**Dataset entries**.
···
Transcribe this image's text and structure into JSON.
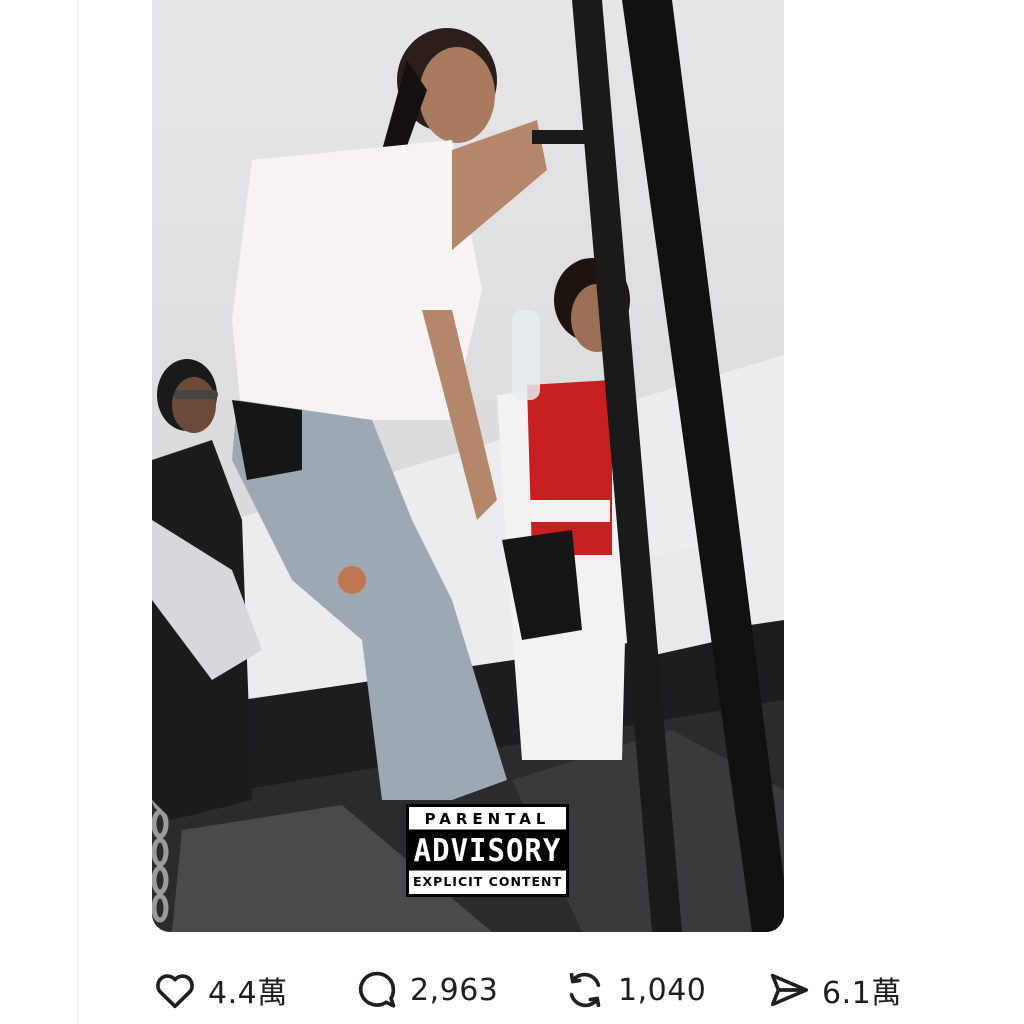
{
  "post": {
    "media": {
      "description_icon": "photo",
      "advisory": {
        "line1": "PARENTAL",
        "line2": "ADVISORY",
        "line3": "EXPLICIT CONTENT"
      }
    },
    "actions": {
      "like": {
        "icon": "heart-icon",
        "count": "4.4萬"
      },
      "reply": {
        "icon": "comment-icon",
        "count": "2,963"
      },
      "repost": {
        "icon": "repost-icon",
        "count": "1,040"
      },
      "share": {
        "icon": "send-icon",
        "count": "6.1萬"
      }
    }
  }
}
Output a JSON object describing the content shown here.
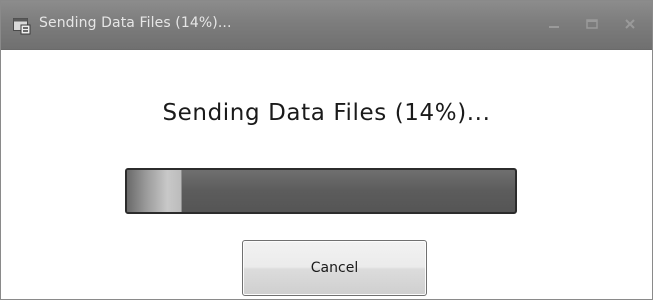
{
  "window": {
    "title": "Sending Data Files (14%)...",
    "icon": "app-window-icon",
    "controls": [
      "minimize-icon",
      "maximize-icon",
      "close-icon"
    ]
  },
  "main": {
    "status_text": "Sending Data Files (14%)...",
    "progress_fraction": 0.14,
    "cancel_label": "Cancel"
  },
  "colors": {
    "titlebar": "#7d7d7d",
    "progress_track": "#5c5c5c",
    "progress_fill": "#c8c8c8"
  }
}
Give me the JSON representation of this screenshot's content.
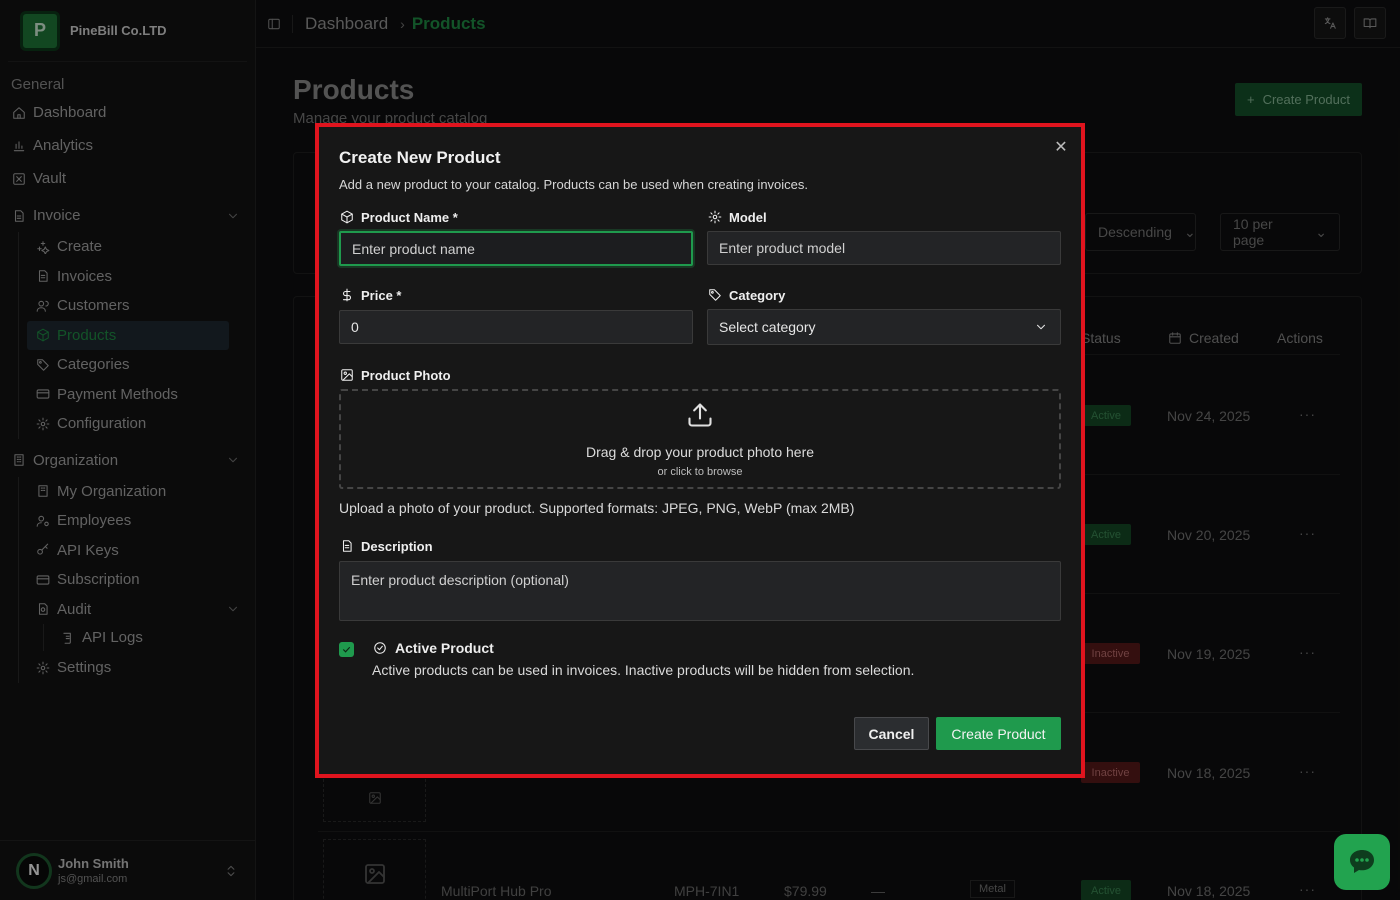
{
  "brand": {
    "name": "PineBill Co.LTD",
    "logo_letter": "P"
  },
  "sidebar": {
    "general_heading": "General",
    "dashboard": "Dashboard",
    "analytics": "Analytics",
    "vault": "Vault",
    "invoice": "Invoice",
    "invoice_items": [
      "Create",
      "Invoices",
      "Customers",
      "Products",
      "Categories",
      "Payment Methods",
      "Configuration"
    ],
    "organization": "Organization",
    "org_items": [
      "My Organization",
      "Employees",
      "API Keys",
      "Subscription",
      "Audit"
    ],
    "audit_items": [
      "API Logs"
    ],
    "settings": "Settings",
    "active_item": "Products"
  },
  "user": {
    "initial": "N",
    "name": "John Smith",
    "email": "js@gmail.com"
  },
  "breadcrumb": {
    "root": "Dashboard",
    "current": "Products",
    "separator": "›"
  },
  "page": {
    "title": "Products",
    "subtitle": "Manage your product catalog",
    "create_button": "Create Product",
    "sort_select": "Descending",
    "per_page_select": "10 per page"
  },
  "table": {
    "headers": {
      "status": "Status",
      "created": "Created",
      "actions": "Actions"
    },
    "rows": [
      {
        "status": "Active",
        "created": "Nov 24, 2025"
      },
      {
        "status": "Active",
        "created": "Nov 20, 2025"
      },
      {
        "status": "Inactive",
        "created": "Nov 19, 2025"
      },
      {
        "status": "Inactive",
        "created": "Nov 18, 2025"
      },
      {
        "name": "MultiPort Hub Pro",
        "model": "MPH-7IN1",
        "price": "$79.99",
        "dash": "—",
        "category": "Metal",
        "status": "Active",
        "created": "Nov 18, 2025"
      }
    ],
    "actions_glyph": "···"
  },
  "modal": {
    "title": "Create New Product",
    "description": "Add a new product to your catalog. Products can be used when creating invoices.",
    "close_glyph": "✕",
    "product_name_label": "Product Name *",
    "product_name_placeholder": "Enter product name",
    "model_label": "Model",
    "model_placeholder": "Enter product model",
    "price_label": "Price *",
    "price_value": "0",
    "category_label": "Category",
    "category_value": "Select category",
    "photo_label": "Product Photo",
    "drop_main": "Drag & drop your product photo here",
    "drop_sub": "or click to browse",
    "photo_help": "Upload a photo of your product. Supported formats: JPEG, PNG, WebP (max 2MB)",
    "description_label": "Description",
    "description_placeholder": "Enter product description (optional)",
    "active_label": "Active Product",
    "active_desc": "Active products can be used in invoices. Inactive products will be hidden from selection.",
    "active_checked": true,
    "cancel_button": "Cancel",
    "create_button": "Create Product"
  },
  "colors": {
    "accent": "#1f9a4d",
    "highlight_frame": "#e0141e"
  }
}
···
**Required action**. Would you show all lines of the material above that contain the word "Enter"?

**Exercise solution**.
    "product_name_placeholder": "Enter product name",
    "model_placeholder": "Enter product model",
    "description_placeholder": "Enter product description (optional)",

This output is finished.